May 31, 2017 at 1:00 pm - 2:00 pm EDT
To achieve nutrition for all, food and nutrition professionals need an understanding of ecological sustainability issues such as biodiversity, soil health, loss of farmland, climate change, and pollution and how these impact what, where, when, and how we grow food, and achieve nutrition security. This dynamic conversation examines, “What is dietary guidance for ecological sustainability?” and “Why is it important for nutrition professionals?” Using the attention sustainability received during the 2015-2020 Dietary Guidelines for Americans as a launching point, this session explores how ecological sustainable issues can be incorporated into nutrition education, and local, state and Federal nutrition policy.
- Recognize the importance of ecological sustainability and healthy eating patterns and the role of ecological sustainability in national dietary guidance
- Describe how we can learn from the attempt to integrate ecological sustainability in the 2015-2020 Dietary Guidelines for Americans
- Identify actions that food and nutrition professionals can take to incorporate ecological sustainability into their practice and how to support sustainability in local, state and Federal nutrition policies
Angela Tagtow is a Senior Fellow and Endowed Chair in Agricultural Systems, Minnesota Institute for Sustainable Agriculture. Appointed in 2014, she served as the Executive Director for the USDA Center for Nutrition Policy and Promotion until January 2017. During this time, she co-led the development and launch of the 2015-2020 Dietary Guidelines for Americans with the US Department of Health and Human Services. Angie is the founder and former managing editor of the Journal of Hunger and Environmental Nutrition. She is a registered dietitian with more than 25 years of experience in food and nutrition policy, public health nutrition, surveillance systems, research, professional and consumer communication, social marketing, training and education. As a nutrition professional, public health practitioner, and entrepreneur, Angie’s career has focused on policy, communication, and education initiatives that link the health of natural resources, to the health of the food system, to the health of populations. She is a former chair of the Hunger and Environmental Nutrition Dietetic Practice Group and a member of the Society of Nutrition Education and Behavior and the Academy of Nutrition and Dietetics.

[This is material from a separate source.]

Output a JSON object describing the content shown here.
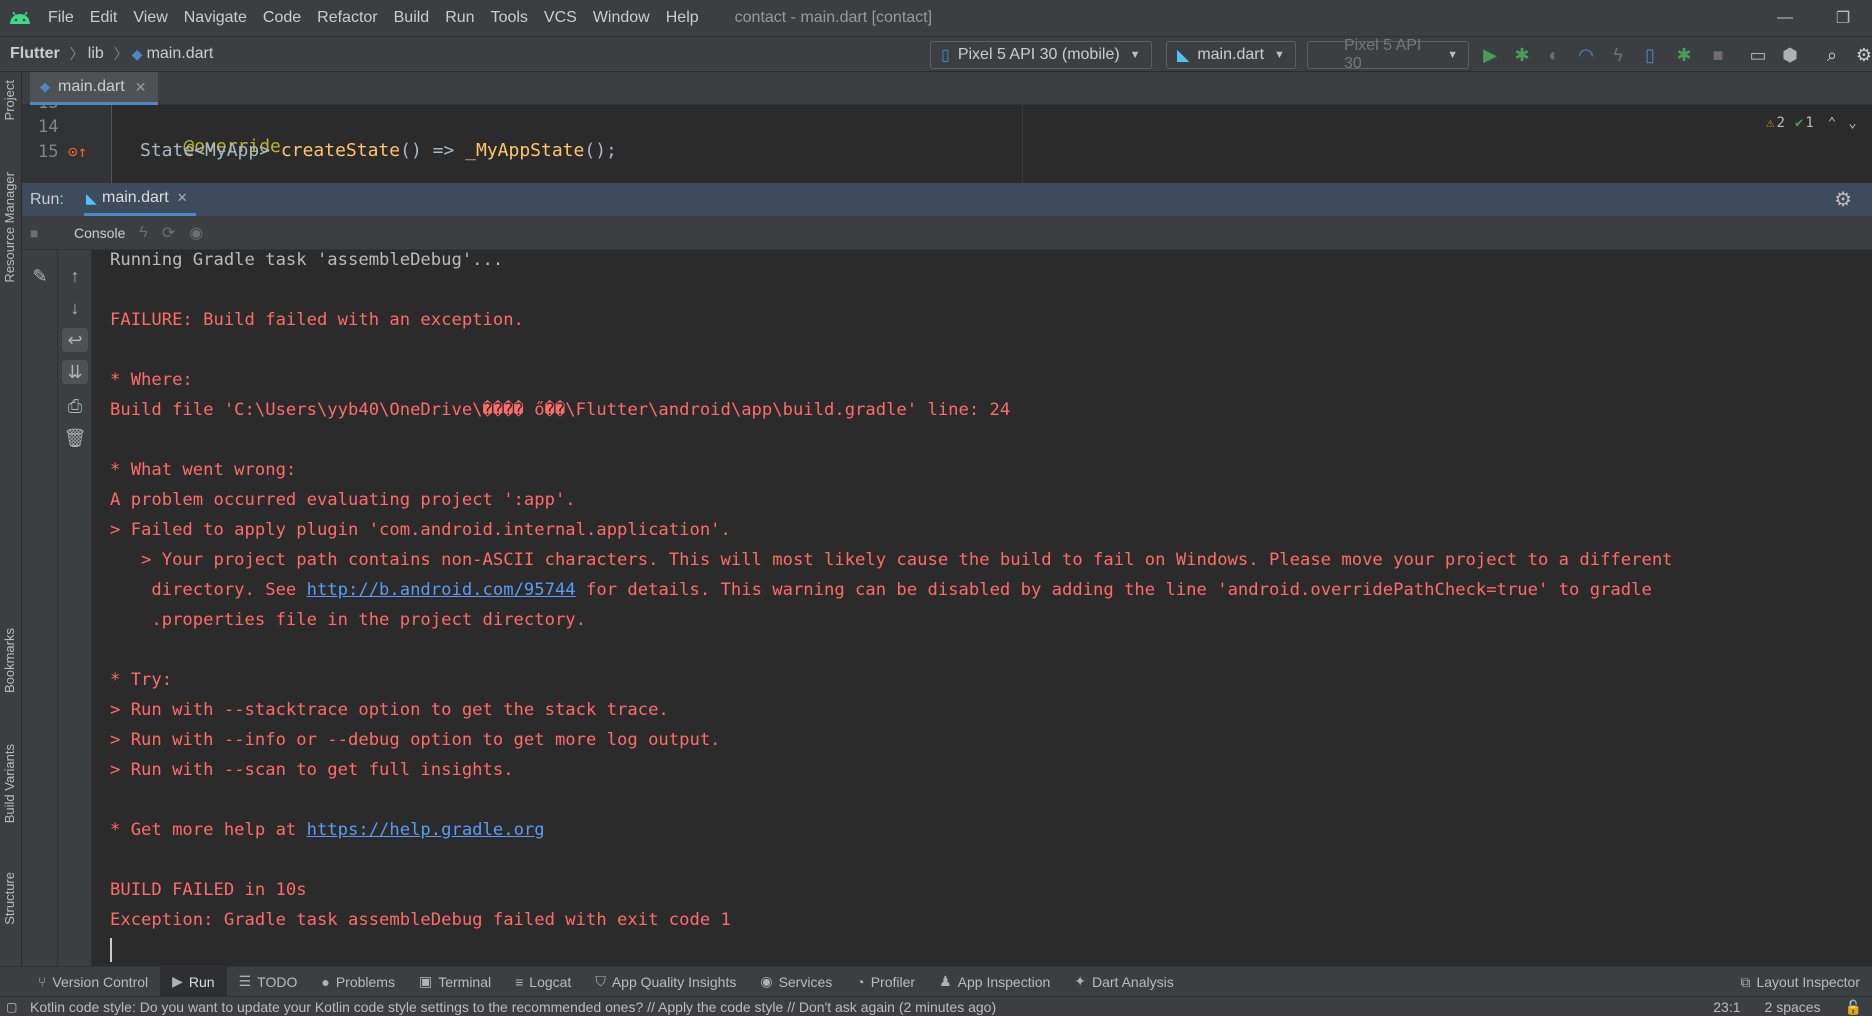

Miriam Nelson is currently the Director of the Sustainability Institute at the University of New Hampshire. Most recently, Dr. Nelson served as Associate Dean of Tufts University’s Tisch College of Citizenship and Public Service and Professor at the Friedman School of Nutrition Science and Policy. At the Friedman School, she was the founding director of the John Hancock Research Center on Physical Activity, Nutrition, and Obesity Prevention and co-founder of ChildObesity180. As an international leader in research on nutrition, physical activity, and public health, Dr. Nelson has published extensive scholarly work on food policy, exercise, and civic engagement. Based on her innovative research, Dr. Nelson has written ten books, including Strong Women Stay Young and four other New York Times bestsellers. Together, these books have sold over a million copies in 14 languages. Dr. Nelson has contributed broadly to public policy initiatives. In 2008 she served as the vice-chair of the Physical Activity Guidelines Advisory Committee for the U.S. Department of Health and Human Services. She also served on the 2010 and 2015 respective Dietary Guidelines Advisory Committees (DGAC) for the U.S. Department of Health and Human Services and U.S. Department of Agriculture. Within the 2015 DGAC, Dr. Nelson spearheaded the influential work on dietary guidance and sustainability.
Pam Koch works at the intersection of sustainable food systems and nutrition education. She has written, evaluated, and conducted professional development for several curricula including: the Linking Food and the Environment (LiFE), Food Day School Curriculum and In Defense of Food Curriculum. Pam was part of the team who developed the Garden Resource Education and Environment Nexus (GREEN) Tool to create school gardens that are well-integrated into the curriculum and culture. She has led several evaluations including Edible Schoolyard NYC, FoodCorps, Wellness in the Schools, and New York City Food & Fitness Partnership. Pam is also part of the Environmental and Sustainable Education working group at Teachers College.
This webinar is provided in partnership with the Hunger and Environmental Nutrition Practice Group of the Academy of Nutrition and Dietetics.
Attendees will earn 1 CPE from the Commission on Dietetic Registration.
Cost: This webinar is free to all attendees.